Prince Harry did the interview to boost his mental health charity, Heads Together, and encourage people to be more open with their personal feelings and struggles.
He explained how his brother, the Duke of Cambridge, Prince William, pushed him to seek professional guidance.
He stated the stress of being in the public eye caused him to be “very close to a complete breakdown on numerous occasions.”
Presently, because of the process, he has been through, Prince Harry stated that he believes he’s in “a good place.”
Nevertheless, not everyone that has mental health difficulties ends up in a good place since everybody’s mental health is different, and their difficulties are not all the same. Some people with mental health difficulties have really unusual behaviors since we are all individuals with difficulties that need various interactions.
Coping with depression, or coping with grief, is different from somebody coping with ways to manage their Asperger’s Syndrome, or Bi-Polar, Tourettes, Obsessive, Compulsive Disorder, and there are much more that could be appended to the list.
We wake up and it’s an ordinary day, but not all people are ordinary. Some are more memorable than others, some are more unusual than others, though we are all unique in our own small way.
Picture your next door neighbor, we will name him Bob and he’s a car mechanic. Bob’s neighbor is called Sam and he works for the government, and next to Sam is William and he works in a bakery down the road.
Remember we are all different in our own little ways, so imagine that Bob is grief, and Sam is troubled and then we have William who is confused. They are all separate, from various walks of life and consequently will not be managed in the same way when it comes to Mental Health.

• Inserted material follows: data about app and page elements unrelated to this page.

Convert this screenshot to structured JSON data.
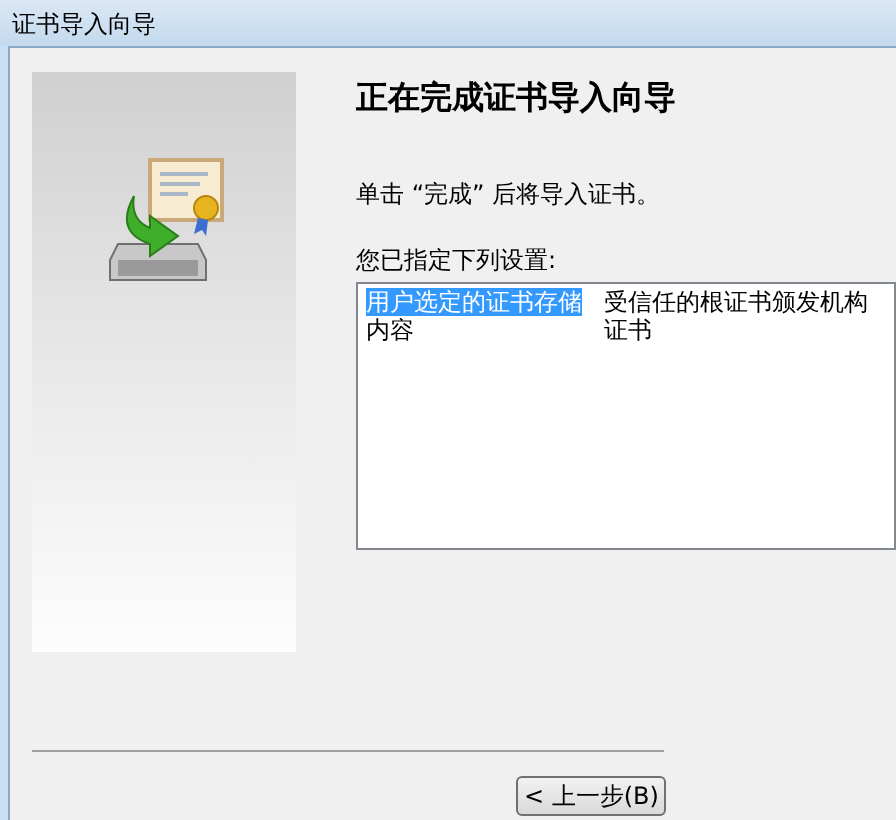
{
  "window": {
    "title": "证书导入向导"
  },
  "heading": "正在完成证书导入向导",
  "instruction": "单击 “完成” 后将导入证书。",
  "settings_label": "您已指定下列设置:",
  "settings": [
    {
      "name": "用户选定的证书存储",
      "value": "受信任的根证书颁发机构",
      "selected": true
    },
    {
      "name": "内容",
      "value": "证书",
      "selected": false
    }
  ],
  "buttons": [
    "< 上一步(B)"
  ]
}
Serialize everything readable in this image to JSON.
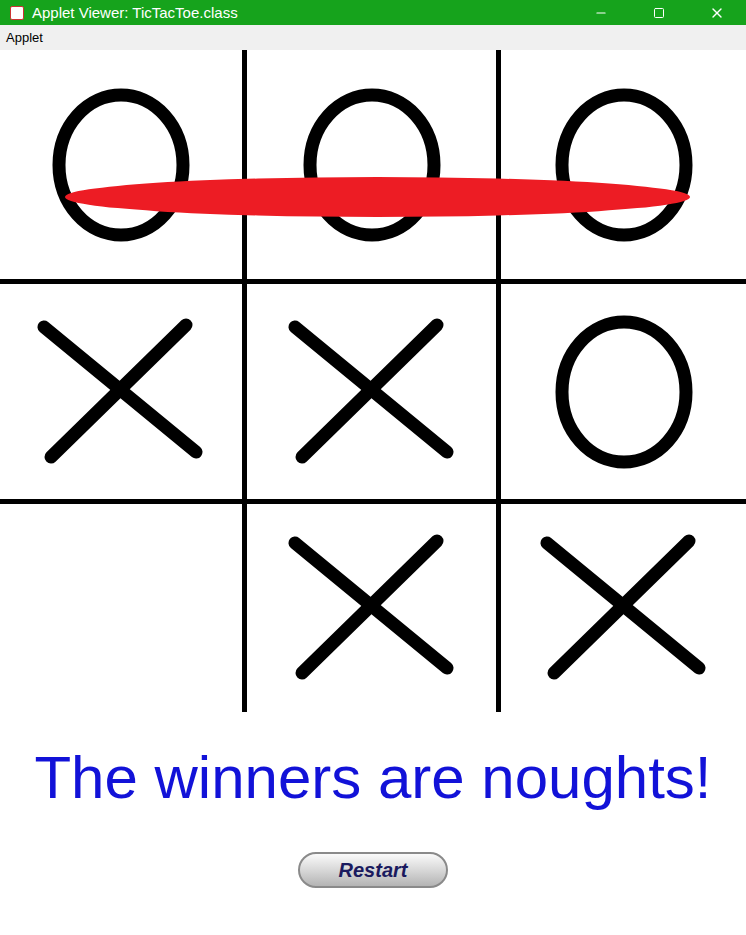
{
  "window": {
    "title": "Applet Viewer: TicTacToe.class"
  },
  "menu": [
    {
      "label": "Applet"
    }
  ],
  "board": {
    "cells": [
      {
        "kind": "nought"
      },
      {
        "kind": "nought"
      },
      {
        "kind": "nought"
      },
      {
        "kind": "cross"
      },
      {
        "kind": "cross"
      },
      {
        "kind": "nought"
      },
      {
        "kind": "empty"
      },
      {
        "kind": "cross"
      },
      {
        "kind": "cross"
      }
    ],
    "win_line": {
      "row": 0
    }
  },
  "message": "The winners are noughts!",
  "buttons": [
    {
      "label": "Restart"
    }
  ]
}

In fact, some of them won’t be helped at all because of the NHS shortage of funding, and the reality that there are more people with Mental Health difficulties than ever before. It might all appear a little tiresome, but the fact is, it’s a genuine problem, and most hospitals are not equipped to deal with the influx of Mental Health patients.
Therefore, many are assigned to counseling to dispense with the rush, and some don’t even get as far as that, they are simply advised by their doctors to pop some tablets, and then perhaps they might get seen by Mental Health.
More frequently, for the more severe cases of Mental Health patients those medicines that are given out by the doctor don’t help the patient or is not the best medicine for that patient, and more often than not, their manifestations either don’t get any better or make them worse.
Most Mental Health patients don’t even get to see a Mental Health doctor and start thinking that it’s their fault which makes them depressed and often self-destructive.
There are a lot of Mental Health patients, particularly those with Autism and Asperger’s syndrome that simply want somebody to talk to about how they feel and how their situation affects them, so they are assigned to a self-help group where a crowd of sufferers talks about their problems. However people with Autism and Asperger’s can’t do group gatherings, therefore they require 1-1 help, which isn’t easily accessible.
We appear to have drop-in centers for people with drug problems, and we appear to have drop-in centers for people with Alcohol misuse but we don’t appear to have drop-in centers for people with Mental Health issues.
What are these people supposed to do? They are the ones suffering and the government can cover it up as much as they want, but things will only get worse. They require quality of life and at the moment they are not getting it and they might have their own slight peculiarities, but they are not crazy, they have a Mental Health problem that must be addressed.
William and Harry are at the vanguard of this problem that needs to be greeted with open arms, and if William and Harry actually value the field of Mental Health and want to help out, then they must help out in all fields of Mental Health and go the distance like their mother would have done.